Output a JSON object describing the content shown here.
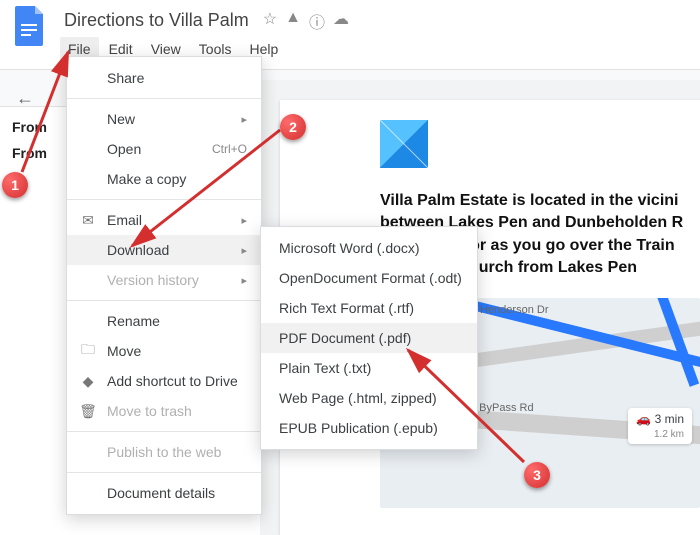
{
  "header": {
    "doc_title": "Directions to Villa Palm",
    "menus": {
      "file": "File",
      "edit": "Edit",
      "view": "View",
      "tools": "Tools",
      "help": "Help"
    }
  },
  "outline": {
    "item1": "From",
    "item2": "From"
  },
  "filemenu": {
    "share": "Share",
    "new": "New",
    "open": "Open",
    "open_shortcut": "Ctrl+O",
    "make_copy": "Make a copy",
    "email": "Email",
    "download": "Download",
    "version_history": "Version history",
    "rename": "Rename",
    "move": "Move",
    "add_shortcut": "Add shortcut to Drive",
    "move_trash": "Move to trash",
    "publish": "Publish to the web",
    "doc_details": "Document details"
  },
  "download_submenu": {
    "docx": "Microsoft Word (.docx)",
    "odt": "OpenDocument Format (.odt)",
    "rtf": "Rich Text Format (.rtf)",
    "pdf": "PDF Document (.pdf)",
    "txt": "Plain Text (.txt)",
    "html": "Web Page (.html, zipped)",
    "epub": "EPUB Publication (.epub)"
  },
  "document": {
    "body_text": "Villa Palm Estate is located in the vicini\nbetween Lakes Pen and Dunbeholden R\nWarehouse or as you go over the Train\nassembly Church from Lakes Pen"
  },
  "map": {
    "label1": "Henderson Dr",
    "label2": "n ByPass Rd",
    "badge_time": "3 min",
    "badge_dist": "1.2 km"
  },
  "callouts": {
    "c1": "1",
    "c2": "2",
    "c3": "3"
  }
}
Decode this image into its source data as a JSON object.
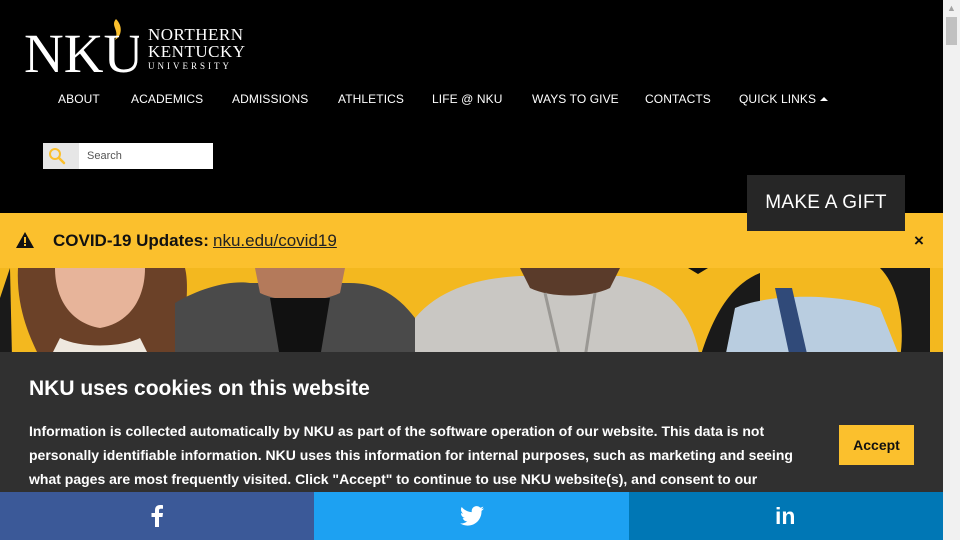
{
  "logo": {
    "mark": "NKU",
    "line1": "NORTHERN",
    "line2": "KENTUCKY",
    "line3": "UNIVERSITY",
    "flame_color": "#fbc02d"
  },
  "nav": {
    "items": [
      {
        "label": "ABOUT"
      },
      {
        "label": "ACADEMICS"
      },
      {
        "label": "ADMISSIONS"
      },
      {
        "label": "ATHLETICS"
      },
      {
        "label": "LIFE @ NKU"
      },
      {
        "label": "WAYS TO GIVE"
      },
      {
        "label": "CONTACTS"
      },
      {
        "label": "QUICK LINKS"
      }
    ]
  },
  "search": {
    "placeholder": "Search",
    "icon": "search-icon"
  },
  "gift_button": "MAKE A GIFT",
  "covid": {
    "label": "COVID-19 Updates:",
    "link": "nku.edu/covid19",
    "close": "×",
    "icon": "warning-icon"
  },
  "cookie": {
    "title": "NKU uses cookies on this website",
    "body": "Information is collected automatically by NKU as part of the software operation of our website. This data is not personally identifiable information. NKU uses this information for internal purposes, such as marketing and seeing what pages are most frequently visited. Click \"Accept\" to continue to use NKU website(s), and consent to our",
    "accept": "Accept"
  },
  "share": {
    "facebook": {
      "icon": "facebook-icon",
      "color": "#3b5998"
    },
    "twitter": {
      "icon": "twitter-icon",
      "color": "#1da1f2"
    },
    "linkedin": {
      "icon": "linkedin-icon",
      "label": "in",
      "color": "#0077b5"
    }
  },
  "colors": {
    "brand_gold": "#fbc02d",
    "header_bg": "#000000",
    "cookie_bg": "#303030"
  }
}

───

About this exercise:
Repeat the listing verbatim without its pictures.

Response to this task:
Output a JSON object describing the content shown here.
{
  "header": {
    "doc_title": "Directions to Villa Palm",
    "menus": {
      "file": "File",
      "edit": "Edit",
      "view": "View",
      "tools": "Tools",
      "help": "Help"
    }
  },
  "outline": {
    "item1": "From",
    "item2": "From"
  },
  "filemenu": {
    "share": "Share",
    "new": "New",
    "open": "Open",
    "open_shortcut": "Ctrl+O",
    "make_copy": "Make a copy",
    "email": "Email",
    "download": "Download",
    "version_history": "Version history",
    "rename": "Rename",
    "move": "Move",
    "add_shortcut": "Add shortcut to Drive",
    "move_trash": "Move to trash",
    "publish": "Publish to the web",
    "doc_details": "Document details"
  },
  "download_submenu": {
    "docx": "Microsoft Word (.docx)",
    "odt": "OpenDocument Format (.odt)",
    "rtf": "Rich Text Format (.rtf)",
    "pdf": "PDF Document (.pdf)",
    "txt": "Plain Text (.txt)",
    "html": "Web Page (.html, zipped)",
    "epub": "EPUB Publication (.epub)"
  },
  "document": {
    "body_text": "Villa Palm Estate is located in the vicini\nbetween Lakes Pen and Dunbeholden R\nWarehouse or as you go over the Train\nassembly Church from Lakes Pen"
  },
  "map": {
    "label1": "Henderson Dr",
    "label2": "n ByPass Rd",
    "badge_time": "3 min",
    "badge_dist": "1.2 km"
  },
  "callouts": {
    "c1": "1",
    "c2": "2",
    "c3": "3"
  }
}
Decode this image into its source data as a JSON object.
{
  "logo": {
    "mark": "NKU",
    "line1": "NORTHERN",
    "line2": "KENTUCKY",
    "line3": "UNIVERSITY",
    "flame_color": "#fbc02d"
  },
  "nav": {
    "items": [
      {
        "label": "ABOUT"
      },
      {
        "label": "ACADEMICS"
      },
      {
        "label": "ADMISSIONS"
      },
      {
        "label": "ATHLETICS"
      },
      {
        "label": "LIFE @ NKU"
      },
      {
        "label": "WAYS TO GIVE"
      },
      {
        "label": "CONTACTS"
      },
      {
        "label": "QUICK LINKS"
      }
    ]
  },
  "search": {
    "placeholder": "Search",
    "icon": "search-icon"
  },
  "gift_button": "MAKE A GIFT",
  "covid": {
    "label": "COVID-19 Updates:",
    "link": "nku.edu/covid19",
    "close": "×",
    "icon": "warning-icon"
  },
  "cookie": {
    "title": "NKU uses cookies on this website",
    "body": "Information is collected automatically by NKU as part of the software operation of our website. This data is not personally identifiable information. NKU uses this information for internal purposes, such as marketing and seeing what pages are most frequently visited. Click \"Accept\" to continue to use NKU website(s), and consent to our",
    "accept": "Accept"
  },
  "share": {
    "facebook": {
      "icon": "facebook-icon",
      "color": "#3b5998"
    },
    "twitter": {
      "icon": "twitter-icon",
      "color": "#1da1f2"
    },
    "linkedin": {
      "icon": "linkedin-icon",
      "label": "in",
      "color": "#0077b5"
    }
  },
  "colors": {
    "brand_gold": "#fbc02d",
    "header_bg": "#000000",
    "cookie_bg": "#303030"
  }
}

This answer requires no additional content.